I have long been a bit skeptical about people who get promoted every year or so. Almost anyone can find ways to look good for a year: cut costs; suspend investments; or market only to high-margin sources.
Over time, these tactics can undermine a department or even a business. Departmental damage surfaces two or three jobs down the line, when someone new has a real mess to clean up.
With that in mind, David Carr’s review of 2012 media stock performance, which appeared in the New York Times earlier this month, made me sigh just a little bit.
Carr reports how the stock prices of companies that included Viacom (+16%), Time Warner and Disney (both up 32%), CBS (+40%), News Corp (+43%) and Comcast (+58%) all beat the Standard & Poor’s average for the year (+13%). He goes on to note:
“Writing for Deadline Hollywood, David Lieberman pointed out that cranky old media far outperformed a sexy technology group composed of Amazon, Netflix, Apple, Yahoo, Google and Microsoft. Take that, digital overlords!”
What made the media stocks attractive?

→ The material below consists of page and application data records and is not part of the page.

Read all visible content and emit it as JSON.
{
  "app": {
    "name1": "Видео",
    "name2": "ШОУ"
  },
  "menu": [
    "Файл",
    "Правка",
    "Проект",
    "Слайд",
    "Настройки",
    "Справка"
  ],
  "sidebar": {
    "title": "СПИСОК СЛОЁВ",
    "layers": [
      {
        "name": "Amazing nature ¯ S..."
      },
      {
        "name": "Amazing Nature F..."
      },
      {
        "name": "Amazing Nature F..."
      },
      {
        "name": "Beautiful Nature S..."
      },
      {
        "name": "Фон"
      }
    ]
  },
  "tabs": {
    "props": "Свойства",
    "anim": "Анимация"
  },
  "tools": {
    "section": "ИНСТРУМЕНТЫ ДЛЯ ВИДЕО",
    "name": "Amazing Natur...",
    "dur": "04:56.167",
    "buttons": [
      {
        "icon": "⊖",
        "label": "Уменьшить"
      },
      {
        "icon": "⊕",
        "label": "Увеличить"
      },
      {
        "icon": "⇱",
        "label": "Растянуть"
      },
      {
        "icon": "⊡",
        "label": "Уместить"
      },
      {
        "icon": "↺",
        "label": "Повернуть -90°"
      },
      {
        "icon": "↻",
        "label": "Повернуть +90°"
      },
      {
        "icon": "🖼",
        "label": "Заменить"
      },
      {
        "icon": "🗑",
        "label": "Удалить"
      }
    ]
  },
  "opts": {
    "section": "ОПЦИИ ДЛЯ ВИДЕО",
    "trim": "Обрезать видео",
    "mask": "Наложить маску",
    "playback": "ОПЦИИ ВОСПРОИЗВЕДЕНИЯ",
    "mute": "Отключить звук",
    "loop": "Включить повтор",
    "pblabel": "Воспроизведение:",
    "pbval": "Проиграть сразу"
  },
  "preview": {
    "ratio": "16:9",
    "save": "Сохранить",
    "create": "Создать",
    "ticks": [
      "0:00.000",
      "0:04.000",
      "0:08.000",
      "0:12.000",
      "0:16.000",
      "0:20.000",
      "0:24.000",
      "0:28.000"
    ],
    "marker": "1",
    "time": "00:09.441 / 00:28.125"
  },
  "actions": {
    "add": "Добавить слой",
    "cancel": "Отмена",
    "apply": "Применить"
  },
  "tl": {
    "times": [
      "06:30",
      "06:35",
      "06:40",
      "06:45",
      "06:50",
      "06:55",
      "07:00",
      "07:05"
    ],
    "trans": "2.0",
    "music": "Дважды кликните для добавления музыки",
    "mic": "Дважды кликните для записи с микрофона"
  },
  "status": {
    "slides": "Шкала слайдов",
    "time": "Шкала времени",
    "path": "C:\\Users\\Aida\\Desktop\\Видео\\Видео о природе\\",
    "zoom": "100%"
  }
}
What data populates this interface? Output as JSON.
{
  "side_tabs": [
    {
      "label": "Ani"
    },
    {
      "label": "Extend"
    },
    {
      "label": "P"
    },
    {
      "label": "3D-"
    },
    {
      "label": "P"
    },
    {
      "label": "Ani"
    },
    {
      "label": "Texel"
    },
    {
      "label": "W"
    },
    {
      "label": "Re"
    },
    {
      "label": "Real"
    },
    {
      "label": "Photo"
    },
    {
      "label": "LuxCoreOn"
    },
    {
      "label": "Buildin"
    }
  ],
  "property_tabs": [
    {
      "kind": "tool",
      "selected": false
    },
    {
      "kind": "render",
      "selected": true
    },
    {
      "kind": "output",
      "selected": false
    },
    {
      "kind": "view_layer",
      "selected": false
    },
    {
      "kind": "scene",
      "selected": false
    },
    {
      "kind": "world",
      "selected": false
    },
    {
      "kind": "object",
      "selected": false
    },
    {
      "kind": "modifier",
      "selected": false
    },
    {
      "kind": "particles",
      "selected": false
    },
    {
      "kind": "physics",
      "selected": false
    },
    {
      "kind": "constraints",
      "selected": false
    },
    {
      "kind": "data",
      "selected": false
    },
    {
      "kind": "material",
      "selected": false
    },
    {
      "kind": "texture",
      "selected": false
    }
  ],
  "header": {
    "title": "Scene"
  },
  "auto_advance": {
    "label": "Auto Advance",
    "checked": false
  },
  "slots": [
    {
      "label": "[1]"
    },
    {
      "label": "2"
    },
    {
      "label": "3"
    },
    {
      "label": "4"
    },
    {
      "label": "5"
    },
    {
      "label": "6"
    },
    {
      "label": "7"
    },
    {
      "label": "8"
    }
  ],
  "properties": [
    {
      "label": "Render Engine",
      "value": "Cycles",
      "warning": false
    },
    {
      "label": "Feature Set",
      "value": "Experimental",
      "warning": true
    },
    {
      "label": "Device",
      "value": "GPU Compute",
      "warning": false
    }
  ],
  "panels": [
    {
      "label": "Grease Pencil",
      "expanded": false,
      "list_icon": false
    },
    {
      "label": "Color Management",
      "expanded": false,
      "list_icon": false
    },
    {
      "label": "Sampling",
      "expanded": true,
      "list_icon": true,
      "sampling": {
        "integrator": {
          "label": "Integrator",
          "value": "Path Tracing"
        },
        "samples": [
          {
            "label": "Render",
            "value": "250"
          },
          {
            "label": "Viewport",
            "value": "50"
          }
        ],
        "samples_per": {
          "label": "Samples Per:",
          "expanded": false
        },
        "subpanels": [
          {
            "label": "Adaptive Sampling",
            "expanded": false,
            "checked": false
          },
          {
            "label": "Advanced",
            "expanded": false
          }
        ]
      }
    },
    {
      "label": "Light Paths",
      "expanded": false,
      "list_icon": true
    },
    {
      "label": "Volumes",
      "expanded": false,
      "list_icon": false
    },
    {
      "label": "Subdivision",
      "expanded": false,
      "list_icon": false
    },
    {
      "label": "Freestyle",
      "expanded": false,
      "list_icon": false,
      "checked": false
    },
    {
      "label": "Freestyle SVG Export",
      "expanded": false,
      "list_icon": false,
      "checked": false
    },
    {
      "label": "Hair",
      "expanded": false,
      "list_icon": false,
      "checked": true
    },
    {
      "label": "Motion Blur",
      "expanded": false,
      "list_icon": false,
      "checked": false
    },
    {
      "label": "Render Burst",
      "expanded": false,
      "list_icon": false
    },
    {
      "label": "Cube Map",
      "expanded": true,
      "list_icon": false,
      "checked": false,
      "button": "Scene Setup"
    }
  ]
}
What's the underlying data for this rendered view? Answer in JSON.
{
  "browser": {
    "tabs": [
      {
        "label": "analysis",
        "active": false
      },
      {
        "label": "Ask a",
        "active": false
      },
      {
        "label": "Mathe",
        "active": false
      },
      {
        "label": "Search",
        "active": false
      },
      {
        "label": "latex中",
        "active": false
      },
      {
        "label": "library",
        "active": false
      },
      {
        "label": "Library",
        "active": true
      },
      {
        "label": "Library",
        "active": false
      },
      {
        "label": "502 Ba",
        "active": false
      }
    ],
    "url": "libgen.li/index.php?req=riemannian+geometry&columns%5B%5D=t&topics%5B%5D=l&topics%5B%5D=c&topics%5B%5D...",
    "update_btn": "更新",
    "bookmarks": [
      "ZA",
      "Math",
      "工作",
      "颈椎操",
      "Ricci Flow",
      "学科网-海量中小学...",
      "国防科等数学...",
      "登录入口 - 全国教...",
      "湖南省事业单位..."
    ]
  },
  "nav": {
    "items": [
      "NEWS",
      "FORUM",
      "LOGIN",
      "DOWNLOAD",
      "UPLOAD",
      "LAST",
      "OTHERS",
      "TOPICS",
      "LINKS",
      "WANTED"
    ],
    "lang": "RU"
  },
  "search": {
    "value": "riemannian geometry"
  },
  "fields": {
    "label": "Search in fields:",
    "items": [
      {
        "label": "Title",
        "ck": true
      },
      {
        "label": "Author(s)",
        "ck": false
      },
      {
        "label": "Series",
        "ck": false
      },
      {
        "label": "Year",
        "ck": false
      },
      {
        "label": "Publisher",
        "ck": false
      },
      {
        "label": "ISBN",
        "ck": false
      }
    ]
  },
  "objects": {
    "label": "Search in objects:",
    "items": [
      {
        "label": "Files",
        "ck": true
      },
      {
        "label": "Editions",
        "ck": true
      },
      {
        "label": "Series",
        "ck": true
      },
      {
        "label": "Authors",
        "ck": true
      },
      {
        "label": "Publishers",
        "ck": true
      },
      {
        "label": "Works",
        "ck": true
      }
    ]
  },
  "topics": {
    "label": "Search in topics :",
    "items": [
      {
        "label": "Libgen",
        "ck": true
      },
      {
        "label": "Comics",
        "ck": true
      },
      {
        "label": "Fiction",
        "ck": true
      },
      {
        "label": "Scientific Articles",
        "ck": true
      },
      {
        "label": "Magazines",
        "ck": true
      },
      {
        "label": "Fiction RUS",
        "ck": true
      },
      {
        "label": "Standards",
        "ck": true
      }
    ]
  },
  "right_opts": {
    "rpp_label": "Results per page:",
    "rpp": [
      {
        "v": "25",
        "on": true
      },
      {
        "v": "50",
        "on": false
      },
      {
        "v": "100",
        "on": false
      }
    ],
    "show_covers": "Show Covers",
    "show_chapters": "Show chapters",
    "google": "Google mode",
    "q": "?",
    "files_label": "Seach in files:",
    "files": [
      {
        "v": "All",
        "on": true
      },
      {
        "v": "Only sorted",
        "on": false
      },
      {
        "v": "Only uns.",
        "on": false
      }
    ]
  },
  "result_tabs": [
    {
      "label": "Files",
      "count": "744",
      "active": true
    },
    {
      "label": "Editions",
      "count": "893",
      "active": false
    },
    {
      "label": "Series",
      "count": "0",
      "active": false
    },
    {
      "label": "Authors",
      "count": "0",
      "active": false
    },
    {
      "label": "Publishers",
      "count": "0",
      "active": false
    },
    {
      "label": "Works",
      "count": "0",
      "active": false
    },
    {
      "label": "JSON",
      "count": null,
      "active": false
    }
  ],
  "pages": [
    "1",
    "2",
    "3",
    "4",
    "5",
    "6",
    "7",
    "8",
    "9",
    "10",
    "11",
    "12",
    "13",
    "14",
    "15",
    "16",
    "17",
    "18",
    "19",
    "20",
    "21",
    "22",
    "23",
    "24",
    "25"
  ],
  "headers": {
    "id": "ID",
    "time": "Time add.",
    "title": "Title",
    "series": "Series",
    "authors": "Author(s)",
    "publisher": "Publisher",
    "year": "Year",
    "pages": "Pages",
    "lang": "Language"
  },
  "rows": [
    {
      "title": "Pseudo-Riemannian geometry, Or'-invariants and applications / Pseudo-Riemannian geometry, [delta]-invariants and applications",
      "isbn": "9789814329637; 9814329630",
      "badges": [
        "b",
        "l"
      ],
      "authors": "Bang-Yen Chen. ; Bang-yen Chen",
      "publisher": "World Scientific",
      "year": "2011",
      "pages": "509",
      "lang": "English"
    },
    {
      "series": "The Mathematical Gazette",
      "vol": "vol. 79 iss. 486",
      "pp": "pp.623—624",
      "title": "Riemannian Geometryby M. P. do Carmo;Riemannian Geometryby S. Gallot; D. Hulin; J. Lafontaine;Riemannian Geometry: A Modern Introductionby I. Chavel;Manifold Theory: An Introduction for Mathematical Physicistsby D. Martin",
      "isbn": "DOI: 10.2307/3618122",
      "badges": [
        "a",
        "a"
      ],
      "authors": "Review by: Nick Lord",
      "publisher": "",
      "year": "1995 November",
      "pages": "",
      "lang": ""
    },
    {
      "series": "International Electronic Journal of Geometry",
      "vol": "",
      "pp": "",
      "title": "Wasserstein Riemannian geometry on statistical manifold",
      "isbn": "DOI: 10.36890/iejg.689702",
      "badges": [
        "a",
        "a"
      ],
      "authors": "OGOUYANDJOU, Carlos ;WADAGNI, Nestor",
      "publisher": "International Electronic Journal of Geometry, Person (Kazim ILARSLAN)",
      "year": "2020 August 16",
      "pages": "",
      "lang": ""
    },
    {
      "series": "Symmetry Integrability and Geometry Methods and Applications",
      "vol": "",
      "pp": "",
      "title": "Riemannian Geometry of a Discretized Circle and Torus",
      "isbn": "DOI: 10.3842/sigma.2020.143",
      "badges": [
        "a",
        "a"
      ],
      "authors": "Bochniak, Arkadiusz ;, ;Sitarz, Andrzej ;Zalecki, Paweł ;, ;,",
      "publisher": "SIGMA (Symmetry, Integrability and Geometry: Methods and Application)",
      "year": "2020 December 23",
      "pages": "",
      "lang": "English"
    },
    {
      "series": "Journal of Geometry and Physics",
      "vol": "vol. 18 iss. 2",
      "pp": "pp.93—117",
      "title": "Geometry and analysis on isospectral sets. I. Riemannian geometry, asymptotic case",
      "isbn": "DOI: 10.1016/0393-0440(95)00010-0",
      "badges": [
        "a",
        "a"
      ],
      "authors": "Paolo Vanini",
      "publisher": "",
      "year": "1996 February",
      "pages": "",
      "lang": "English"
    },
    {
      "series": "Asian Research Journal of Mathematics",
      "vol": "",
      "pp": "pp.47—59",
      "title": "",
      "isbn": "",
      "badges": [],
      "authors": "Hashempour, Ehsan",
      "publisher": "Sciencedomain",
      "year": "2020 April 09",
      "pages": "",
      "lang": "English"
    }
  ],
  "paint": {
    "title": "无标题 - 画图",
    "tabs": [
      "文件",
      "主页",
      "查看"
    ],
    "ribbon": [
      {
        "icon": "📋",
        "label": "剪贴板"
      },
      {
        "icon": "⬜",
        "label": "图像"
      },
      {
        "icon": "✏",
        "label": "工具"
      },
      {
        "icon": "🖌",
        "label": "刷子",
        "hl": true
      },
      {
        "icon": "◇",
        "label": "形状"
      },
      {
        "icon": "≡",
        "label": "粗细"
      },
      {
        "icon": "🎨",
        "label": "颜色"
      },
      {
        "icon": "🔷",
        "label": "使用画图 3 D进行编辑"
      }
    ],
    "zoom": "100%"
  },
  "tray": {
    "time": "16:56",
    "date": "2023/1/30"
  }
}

Carr interviewed a variety of analysts, who repeatedly talked about “stronger balance sheets” and “returning capital to investors”. They also talked about locking up distribution deals for years to come.
They didn’t talk about growth.
In fact, companies that are growing are the ones least likely to return capital to shareholders. They need it to fund their growth. When businesses start to distribute more of their cash to shareholders, they acknowledge “We can’t find any investments that trump just handing this money over to you.”
Well, sometimes they are saying “We’re buying back stock because a higher share price means we all get better bonuses”, but the point is the same. They aren’t investing in the future.
Ask people working in these companies if they are excited for what the future will bring. You’ll find a few, but you’ll also hear stories of layoffs, postponed investments and retrenching to what has proven successful in the past.
Carr is mostly responsible for reporting on the present. The people who run these media giants should have longer time horizons than that. That is, they should if they are not in the liquidation business.